From top to bottom, return the records that follow exactly.

[Data records for software interfaces]

##############################

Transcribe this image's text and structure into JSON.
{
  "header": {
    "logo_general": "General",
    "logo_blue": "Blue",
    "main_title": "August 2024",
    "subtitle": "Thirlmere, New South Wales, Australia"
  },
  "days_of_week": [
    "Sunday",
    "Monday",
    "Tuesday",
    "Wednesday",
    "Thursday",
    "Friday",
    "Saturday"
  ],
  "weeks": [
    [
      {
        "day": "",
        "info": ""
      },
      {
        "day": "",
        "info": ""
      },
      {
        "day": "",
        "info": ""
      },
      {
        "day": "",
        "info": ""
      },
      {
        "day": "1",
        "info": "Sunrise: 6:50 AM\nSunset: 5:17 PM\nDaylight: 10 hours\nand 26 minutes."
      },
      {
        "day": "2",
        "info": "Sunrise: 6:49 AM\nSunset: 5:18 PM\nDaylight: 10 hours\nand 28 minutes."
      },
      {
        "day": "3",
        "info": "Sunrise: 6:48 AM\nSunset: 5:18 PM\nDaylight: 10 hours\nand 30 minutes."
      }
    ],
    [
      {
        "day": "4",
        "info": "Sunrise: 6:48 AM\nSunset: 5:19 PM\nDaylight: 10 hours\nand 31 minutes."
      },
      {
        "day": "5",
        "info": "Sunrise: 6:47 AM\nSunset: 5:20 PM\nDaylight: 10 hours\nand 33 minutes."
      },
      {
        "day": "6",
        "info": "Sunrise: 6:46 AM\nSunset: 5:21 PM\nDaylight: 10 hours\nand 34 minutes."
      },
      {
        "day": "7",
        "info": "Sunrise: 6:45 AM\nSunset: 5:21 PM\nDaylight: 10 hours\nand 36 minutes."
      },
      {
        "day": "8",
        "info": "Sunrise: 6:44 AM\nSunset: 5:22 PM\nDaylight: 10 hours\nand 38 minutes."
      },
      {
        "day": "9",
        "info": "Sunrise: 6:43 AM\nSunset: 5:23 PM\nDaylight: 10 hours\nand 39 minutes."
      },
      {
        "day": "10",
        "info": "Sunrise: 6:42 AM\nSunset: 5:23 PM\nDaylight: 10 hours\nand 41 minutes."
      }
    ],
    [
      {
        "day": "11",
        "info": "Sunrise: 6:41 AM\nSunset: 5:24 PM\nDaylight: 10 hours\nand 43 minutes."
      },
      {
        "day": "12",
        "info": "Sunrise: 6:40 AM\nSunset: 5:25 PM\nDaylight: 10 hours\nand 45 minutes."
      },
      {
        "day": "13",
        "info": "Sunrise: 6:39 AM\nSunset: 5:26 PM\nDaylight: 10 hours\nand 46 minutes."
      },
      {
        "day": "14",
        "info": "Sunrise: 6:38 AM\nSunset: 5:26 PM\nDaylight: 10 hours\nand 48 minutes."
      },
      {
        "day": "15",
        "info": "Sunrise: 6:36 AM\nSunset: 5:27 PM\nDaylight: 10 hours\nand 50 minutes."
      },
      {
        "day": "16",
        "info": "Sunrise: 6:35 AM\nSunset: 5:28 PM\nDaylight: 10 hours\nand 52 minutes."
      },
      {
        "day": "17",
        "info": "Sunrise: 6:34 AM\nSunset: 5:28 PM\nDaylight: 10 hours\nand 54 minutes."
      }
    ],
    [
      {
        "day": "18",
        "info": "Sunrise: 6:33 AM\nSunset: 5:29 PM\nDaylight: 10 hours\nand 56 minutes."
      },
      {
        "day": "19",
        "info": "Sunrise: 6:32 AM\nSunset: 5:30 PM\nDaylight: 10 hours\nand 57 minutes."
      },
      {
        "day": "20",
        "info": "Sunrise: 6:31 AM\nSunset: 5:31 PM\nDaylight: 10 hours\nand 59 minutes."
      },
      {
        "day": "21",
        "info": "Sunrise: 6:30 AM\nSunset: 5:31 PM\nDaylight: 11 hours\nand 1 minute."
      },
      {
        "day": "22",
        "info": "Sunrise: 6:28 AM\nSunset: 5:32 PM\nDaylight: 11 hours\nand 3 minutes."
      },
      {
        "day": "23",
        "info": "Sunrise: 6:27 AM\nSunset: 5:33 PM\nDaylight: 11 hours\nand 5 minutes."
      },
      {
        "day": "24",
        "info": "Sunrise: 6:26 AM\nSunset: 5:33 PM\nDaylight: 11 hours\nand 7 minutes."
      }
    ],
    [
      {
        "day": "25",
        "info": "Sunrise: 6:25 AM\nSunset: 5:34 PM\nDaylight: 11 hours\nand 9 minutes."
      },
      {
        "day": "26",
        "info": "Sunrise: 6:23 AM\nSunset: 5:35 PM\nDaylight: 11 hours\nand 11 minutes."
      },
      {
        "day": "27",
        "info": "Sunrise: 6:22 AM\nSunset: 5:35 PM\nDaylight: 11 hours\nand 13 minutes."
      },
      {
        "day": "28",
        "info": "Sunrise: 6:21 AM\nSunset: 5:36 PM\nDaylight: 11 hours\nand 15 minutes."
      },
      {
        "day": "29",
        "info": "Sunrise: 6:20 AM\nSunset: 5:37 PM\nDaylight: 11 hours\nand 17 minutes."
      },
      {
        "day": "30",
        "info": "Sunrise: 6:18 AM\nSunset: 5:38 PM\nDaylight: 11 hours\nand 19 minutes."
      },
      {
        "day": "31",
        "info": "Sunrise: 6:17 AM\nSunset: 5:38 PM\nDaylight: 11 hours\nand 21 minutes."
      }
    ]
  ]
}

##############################

[Response for this exercise]
Transcribe this image's text and structure into JSON.
{
  "header": {
    "logo_general": "General",
    "logo_blue": "Blue",
    "main_title": "August 2024",
    "subtitle": "Thirlmere, New South Wales, Australia"
  },
  "days_of_week": [
    "Sunday",
    "Monday",
    "Tuesday",
    "Wednesday",
    "Thursday",
    "Friday",
    "Saturday"
  ],
  "weeks": [
    [
      {
        "day": "",
        "info": ""
      },
      {
        "day": "",
        "info": ""
      },
      {
        "day": "",
        "info": ""
      },
      {
        "day": "",
        "info": ""
      },
      {
        "day": "1",
        "info": "Sunrise: 6:50 AM\nSunset: 5:17 PM\nDaylight: 10 hours\nand 26 minutes."
      },
      {
        "day": "2",
        "info": "Sunrise: 6:49 AM\nSunset: 5:18 PM\nDaylight: 10 hours\nand 28 minutes."
      },
      {
        "day": "3",
        "info": "Sunrise: 6:48 AM\nSunset: 5:18 PM\nDaylight: 10 hours\nand 30 minutes."
      }
    ],
    [
      {
        "day": "4",
        "info": "Sunrise: 6:48 AM\nSunset: 5:19 PM\nDaylight: 10 hours\nand 31 minutes."
      },
      {
        "day": "5",
        "info": "Sunrise: 6:47 AM\nSunset: 5:20 PM\nDaylight: 10 hours\nand 33 minutes."
      },
      {
        "day": "6",
        "info": "Sunrise: 6:46 AM\nSunset: 5:21 PM\nDaylight: 10 hours\nand 34 minutes."
      },
      {
        "day": "7",
        "info": "Sunrise: 6:45 AM\nSunset: 5:21 PM\nDaylight: 10 hours\nand 36 minutes."
      },
      {
        "day": "8",
        "info": "Sunrise: 6:44 AM\nSunset: 5:22 PM\nDaylight: 10 hours\nand 38 minutes."
      },
      {
        "day": "9",
        "info": "Sunrise: 6:43 AM\nSunset: 5:23 PM\nDaylight: 10 hours\nand 39 minutes."
      },
      {
        "day": "10",
        "info": "Sunrise: 6:42 AM\nSunset: 5:23 PM\nDaylight: 10 hours\nand 41 minutes."
      }
    ],
    [
      {
        "day": "11",
        "info": "Sunrise: 6:41 AM\nSunset: 5:24 PM\nDaylight: 10 hours\nand 43 minutes."
      },
      {
        "day": "12",
        "info": "Sunrise: 6:40 AM\nSunset: 5:25 PM\nDaylight: 10 hours\nand 45 minutes."
      },
      {
        "day": "13",
        "info": "Sunrise: 6:39 AM\nSunset: 5:26 PM\nDaylight: 10 hours\nand 46 minutes."
      },
      {
        "day": "14",
        "info": "Sunrise: 6:38 AM\nSunset: 5:26 PM\nDaylight: 10 hours\nand 48 minutes."
      },
      {
        "day": "15",
        "info": "Sunrise: 6:36 AM\nSunset: 5:27 PM\nDaylight: 10 hours\nand 50 minutes."
      },
      {
        "day": "16",
        "info": "Sunrise: 6:35 AM\nSunset: 5:28 PM\nDaylight: 10 hours\nand 52 minutes."
      },
      {
        "day": "17",
        "info": "Sunrise: 6:34 AM\nSunset: 5:28 PM\nDaylight: 10 hours\nand 54 minutes."
      }
    ],
    [
      {
        "day": "18",
        "info": "Sunrise: 6:33 AM\nSunset: 5:29 PM\nDaylight: 10 hours\nand 56 minutes."
      },
      {
        "day": "19",
        "info": "Sunrise: 6:32 AM\nSunset: 5:30 PM\nDaylight: 10 hours\nand 57 minutes."
      },
      {
        "day": "20",
        "info": "Sunrise: 6:31 AM\nSunset: 5:31 PM\nDaylight: 10 hours\nand 59 minutes."
      },
      {
        "day": "21",
        "info": "Sunrise: 6:30 AM\nSunset: 5:31 PM\nDaylight: 11 hours\nand 1 minute."
      },
      {
        "day": "22",
        "info": "Sunrise: 6:28 AM\nSunset: 5:32 PM\nDaylight: 11 hours\nand 3 minutes."
      },
      {
        "day": "23",
        "info": "Sunrise: 6:27 AM\nSunset: 5:33 PM\nDaylight: 11 hours\nand 5 minutes."
      },
      {
        "day": "24",
        "info": "Sunrise: 6:26 AM\nSunset: 5:33 PM\nDaylight: 11 hours\nand 7 minutes."
      }
    ],
    [
      {
        "day": "25",
        "info": "Sunrise: 6:25 AM\nSunset: 5:34 PM\nDaylight: 11 hours\nand 9 minutes."
      },
      {
        "day": "26",
        "info": "Sunrise: 6:23 AM\nSunset: 5:35 PM\nDaylight: 11 hours\nand 11 minutes."
      },
      {
        "day": "27",
        "info": "Sunrise: 6:22 AM\nSunset: 5:35 PM\nDaylight: 11 hours\nand 13 minutes."
      },
      {
        "day": "28",
        "info": "Sunrise: 6:21 AM\nSunset: 5:36 PM\nDaylight: 11 hours\nand 15 minutes."
      },
      {
        "day": "29",
        "info": "Sunrise: 6:20 AM\nSunset: 5:37 PM\nDaylight: 11 hours\nand 17 minutes."
      },
      {
        "day": "30",
        "info": "Sunrise: 6:18 AM\nSunset: 5:38 PM\nDaylight: 11 hours\nand 19 minutes."
      },
      {
        "day": "31",
        "info": "Sunrise: 6:17 AM\nSunset: 5:38 PM\nDaylight: 11 hours\nand 21 minutes."
      }
    ]
  ]
}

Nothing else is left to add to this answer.